Recently, I posted some reflections on preaching in the African-American church.
Yesterday, I listened to Thabiti Anyabwile’s talk on expositional preaching in non-white contexts (you can find the audio here). Late in the talk, he broadened non-white to “subcultural.” He said that there is a conception that expositional preaching (where the preacher focuses on explaining the text) is often thought of as a white or socially elite way to preach, whereas the distinctive emotionalism of preaching in the black church (or the hwyl in the Welsh church that Martin Lloyd-Jones refused to imitate) is thought to preclude expositional preaching.

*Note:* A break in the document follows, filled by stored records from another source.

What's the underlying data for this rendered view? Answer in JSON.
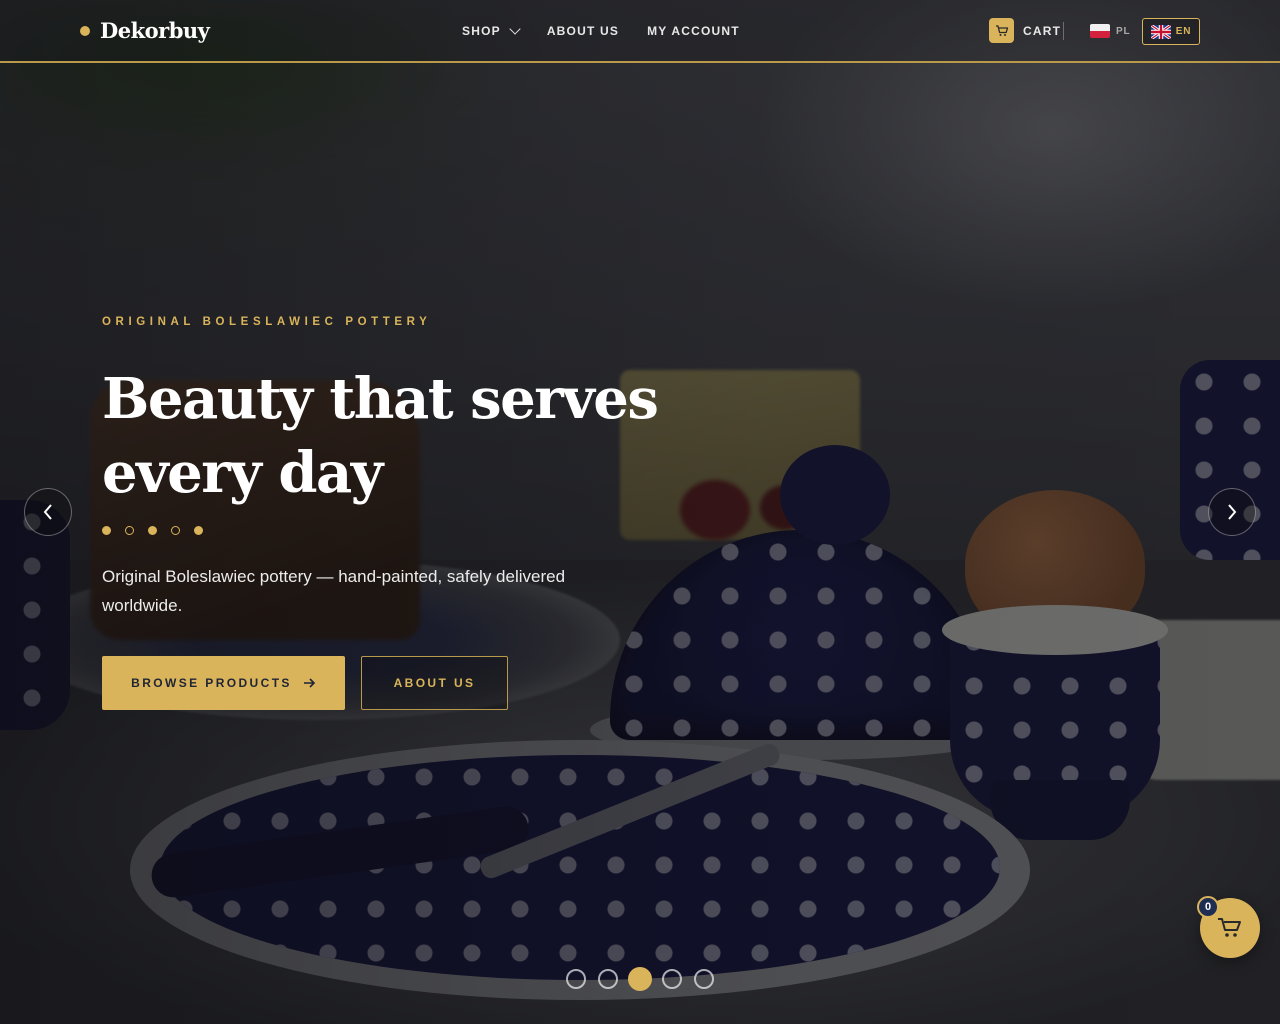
{
  "brand": {
    "name": "Dekorbuy",
    "accent_color": "#d9b45a"
  },
  "nav": {
    "shop": "SHOP",
    "about": "ABOUT US",
    "account": "MY ACCOUNT"
  },
  "cart": {
    "label": "CART",
    "icon": "cart-icon",
    "count": "0"
  },
  "languages": [
    {
      "code": "PL",
      "flag": "poland-flag-icon",
      "active": false
    },
    {
      "code": "EN",
      "flag": "uk-flag-icon",
      "active": true
    }
  ],
  "hero": {
    "eyebrow": "ORIGINAL BOLESLAWIEC POTTERY",
    "headline": "Beauty that serves every day",
    "subtitle": "Original Boleslawiec pottery — hand-painted, safely delivered worldwide.",
    "primary_cta": "BROWSE PRODUCTS",
    "secondary_cta": "ABOUT US"
  },
  "slider": {
    "total_slides": 5,
    "active_slide": 3
  }
}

Anyabwile, an African American who now pastors in the Caribbean, used the example of the reading and explanation of the Law in Nehemiah 8 as proof that expositional preaching is not “white,” for it moved the Jews who had returned from exile to observe their faith. Instead, he argued, the exposition of the Word of God is part of the culture of the “new humanity,” the community of people from all nations redeemed in Christ.
A couple of other points:
- Anyabwile did not argue for a lack of emotion in preaching. In fact, he was quite passionate about his subject. He argued instead that the goal of preaching is never to get people excited, but to help them understand the text. This often means appealing to people’s emotions and helping them see the relevance of the sermon, but nothing should override the ultimate goal of understanding.
- He said that any subculture can impose wrong expectations on preaching. Some people demand to hear political sermons, while others want to hear “moral, therapeutic” sermons that focus on simply moral improvement. All of these subcultures need expositional preaching.
© 2009, Scott Kistler. All rights reserved.